Bookmark it

{[ promptMessage ]}


RegionalContextandGlobalTrade - 1 REGIONAL CONTEXT AND...

Info iconThis preview shows pages 1–3. Sign up to view the full content.
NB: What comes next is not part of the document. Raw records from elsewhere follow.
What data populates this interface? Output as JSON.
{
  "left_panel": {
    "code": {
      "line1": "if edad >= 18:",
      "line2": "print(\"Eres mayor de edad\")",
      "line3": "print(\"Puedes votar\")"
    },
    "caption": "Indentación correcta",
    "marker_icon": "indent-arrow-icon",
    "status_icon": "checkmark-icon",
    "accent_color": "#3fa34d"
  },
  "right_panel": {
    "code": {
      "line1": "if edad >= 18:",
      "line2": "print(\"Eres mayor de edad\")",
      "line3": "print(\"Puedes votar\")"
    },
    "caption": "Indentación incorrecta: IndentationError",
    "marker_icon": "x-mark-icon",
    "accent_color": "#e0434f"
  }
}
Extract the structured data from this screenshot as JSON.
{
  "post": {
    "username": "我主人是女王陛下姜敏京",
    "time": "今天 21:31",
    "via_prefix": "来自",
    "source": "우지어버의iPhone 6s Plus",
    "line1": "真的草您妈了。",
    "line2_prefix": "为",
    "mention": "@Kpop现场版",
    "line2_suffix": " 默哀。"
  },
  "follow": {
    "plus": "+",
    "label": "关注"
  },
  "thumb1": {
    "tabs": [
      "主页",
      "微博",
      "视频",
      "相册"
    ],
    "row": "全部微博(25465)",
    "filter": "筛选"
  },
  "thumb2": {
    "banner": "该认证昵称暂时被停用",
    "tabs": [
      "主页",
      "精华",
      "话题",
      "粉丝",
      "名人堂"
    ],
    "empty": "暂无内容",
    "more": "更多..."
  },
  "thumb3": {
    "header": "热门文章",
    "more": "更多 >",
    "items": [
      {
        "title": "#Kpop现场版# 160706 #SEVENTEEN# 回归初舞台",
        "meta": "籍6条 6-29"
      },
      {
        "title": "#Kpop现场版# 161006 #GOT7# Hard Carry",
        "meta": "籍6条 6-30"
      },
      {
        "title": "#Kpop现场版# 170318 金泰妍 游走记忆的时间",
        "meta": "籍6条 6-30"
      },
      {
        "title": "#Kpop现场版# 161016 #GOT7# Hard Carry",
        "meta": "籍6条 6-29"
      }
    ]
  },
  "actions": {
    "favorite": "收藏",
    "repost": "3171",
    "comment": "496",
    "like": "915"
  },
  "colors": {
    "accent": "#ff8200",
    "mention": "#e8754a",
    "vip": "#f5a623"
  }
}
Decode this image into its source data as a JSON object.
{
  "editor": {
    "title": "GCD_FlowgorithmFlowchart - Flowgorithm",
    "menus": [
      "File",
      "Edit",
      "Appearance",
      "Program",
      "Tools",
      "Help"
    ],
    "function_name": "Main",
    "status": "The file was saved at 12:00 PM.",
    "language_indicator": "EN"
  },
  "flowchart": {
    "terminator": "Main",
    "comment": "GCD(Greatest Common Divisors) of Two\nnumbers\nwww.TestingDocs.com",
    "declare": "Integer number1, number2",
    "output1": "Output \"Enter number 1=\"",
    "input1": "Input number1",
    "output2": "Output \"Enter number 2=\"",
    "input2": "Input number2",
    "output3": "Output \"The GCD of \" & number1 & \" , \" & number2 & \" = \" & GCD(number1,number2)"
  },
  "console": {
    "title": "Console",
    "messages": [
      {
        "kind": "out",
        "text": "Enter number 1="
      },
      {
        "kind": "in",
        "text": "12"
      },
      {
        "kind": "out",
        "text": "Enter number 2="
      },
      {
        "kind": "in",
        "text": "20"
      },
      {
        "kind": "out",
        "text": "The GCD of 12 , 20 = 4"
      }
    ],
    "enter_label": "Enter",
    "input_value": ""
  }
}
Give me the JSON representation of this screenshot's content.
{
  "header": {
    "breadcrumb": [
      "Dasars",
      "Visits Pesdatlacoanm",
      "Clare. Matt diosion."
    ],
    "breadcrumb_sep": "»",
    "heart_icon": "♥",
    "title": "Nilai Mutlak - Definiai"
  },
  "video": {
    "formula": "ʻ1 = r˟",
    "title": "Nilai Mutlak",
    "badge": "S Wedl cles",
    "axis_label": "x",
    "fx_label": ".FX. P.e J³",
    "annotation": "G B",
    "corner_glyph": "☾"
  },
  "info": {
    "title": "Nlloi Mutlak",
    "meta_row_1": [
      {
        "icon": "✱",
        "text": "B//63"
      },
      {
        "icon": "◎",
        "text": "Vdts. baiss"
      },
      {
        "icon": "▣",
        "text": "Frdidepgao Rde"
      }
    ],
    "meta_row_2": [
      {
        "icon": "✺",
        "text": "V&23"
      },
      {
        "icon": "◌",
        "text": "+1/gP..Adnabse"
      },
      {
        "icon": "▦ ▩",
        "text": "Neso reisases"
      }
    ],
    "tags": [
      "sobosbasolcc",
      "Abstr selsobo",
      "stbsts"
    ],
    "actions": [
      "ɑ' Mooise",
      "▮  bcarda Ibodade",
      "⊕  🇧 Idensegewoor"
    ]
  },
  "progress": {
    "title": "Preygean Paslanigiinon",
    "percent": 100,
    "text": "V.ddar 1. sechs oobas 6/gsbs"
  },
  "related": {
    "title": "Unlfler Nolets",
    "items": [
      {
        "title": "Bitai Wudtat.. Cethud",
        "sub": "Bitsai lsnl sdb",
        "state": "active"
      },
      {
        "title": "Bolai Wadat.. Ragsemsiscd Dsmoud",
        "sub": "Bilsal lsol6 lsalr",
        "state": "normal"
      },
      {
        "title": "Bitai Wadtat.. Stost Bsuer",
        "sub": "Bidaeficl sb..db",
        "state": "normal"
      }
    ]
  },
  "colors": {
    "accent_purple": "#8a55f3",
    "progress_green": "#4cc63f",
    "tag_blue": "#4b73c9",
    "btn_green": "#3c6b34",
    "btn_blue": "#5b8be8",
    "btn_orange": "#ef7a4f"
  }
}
View Full Document Right Arrow Icon
REGIONAL CONTEXT AND GLOBAL TRADE 1 Michael Storper Professor, Sciences Po, LSE, UCLA [email protected] , [email protected] This version: July 29, 2008 Forthcoming: Economic Geography, January 2009 Abstract How should we think of the role of regions in relationship to the global economy? Theory has surprising gaps when it comes to building a unified vision of these two scales of development. Two contributions to such a vision are proposed in this paper. First, the relationship between geographical concentration and the regional economic specialization it underpins, and globalization, should be theorized as a dynamic process. Standard location and trade theory is not adequate for this task; instead, the dynamical relationship can be captured through growth theory. But this in turn requires correcting growth theory to separate its local and its global components, respectively Marshall-Arrow from Romer externalities. Second, we consider the missing element in all theories of geographical concentration and locally-specialized development, an element labeled “context” here. A theory of context in turn raises important new questions about the dynamic welfare and developmental effects of contemporary processes of fragmenting and re-locating production at a global scale. JEL: D62, F12, F15, R12 1 An earlier version of this paper was delivered as the Roepke Memorial Lecture at the AAG Annual Meeting in Boston, March 2008, as well as at the DRUID Summer Conference in Copenhagen (June 2008). This version benefited from the comments made at both those meetings. I would particularly like to thank Gilles Duranton, Anders Malmberg, Jim Love and Stefano Breschi for acting as discussant on the paper, and Peter Maskell for including it on the DRUID program. Yuko Aoyama encouraged me to prepare this paper for publication, and the editors of Economic Geography provided many useful points for clarifying the argument. Markus Perkmann and Ewald Engelen provided me detailed criticisms that helped in revising the paper, and participants at the Society for Advancement of Socio-Economics in San José, Costa Rica (July 2008) offered a number of stimulating new points that also helped in restructuring the initial argument. Any errors are the sole responsibility of the author. 1
Background image of page 1

Info iconThis preview has intentionally blurred sections. Sign up to view the full version.

View Full Document Right Arrow Icon
1 . Regional variety and the gains from trade The combined effects of the division of labor, regional specialization and gains from trade are widely agreed to be one of the two main forces behind world economic growth since its modern take-off around 1820, the other being technological innovation (Mokyr, 1990; North, 2005). Contemporary debates about the geographical reshuffling of output and employment through outsourcing and off-shoring ask whether we have crossed some kind of new thresh-hold in the world division of labor. There are now increasingly fine geographical divisions of labor, not only by broad “functions,” but by “tasks,” that affect regional patterns of specialization in ways that may be unprecedented (Grossman and Rossi-Hansberg, 2006).
Background image of page 2
Image of page 3
This is the end of the preview. Sign up to access the rest of the document.

{[ snackBarMessage ]}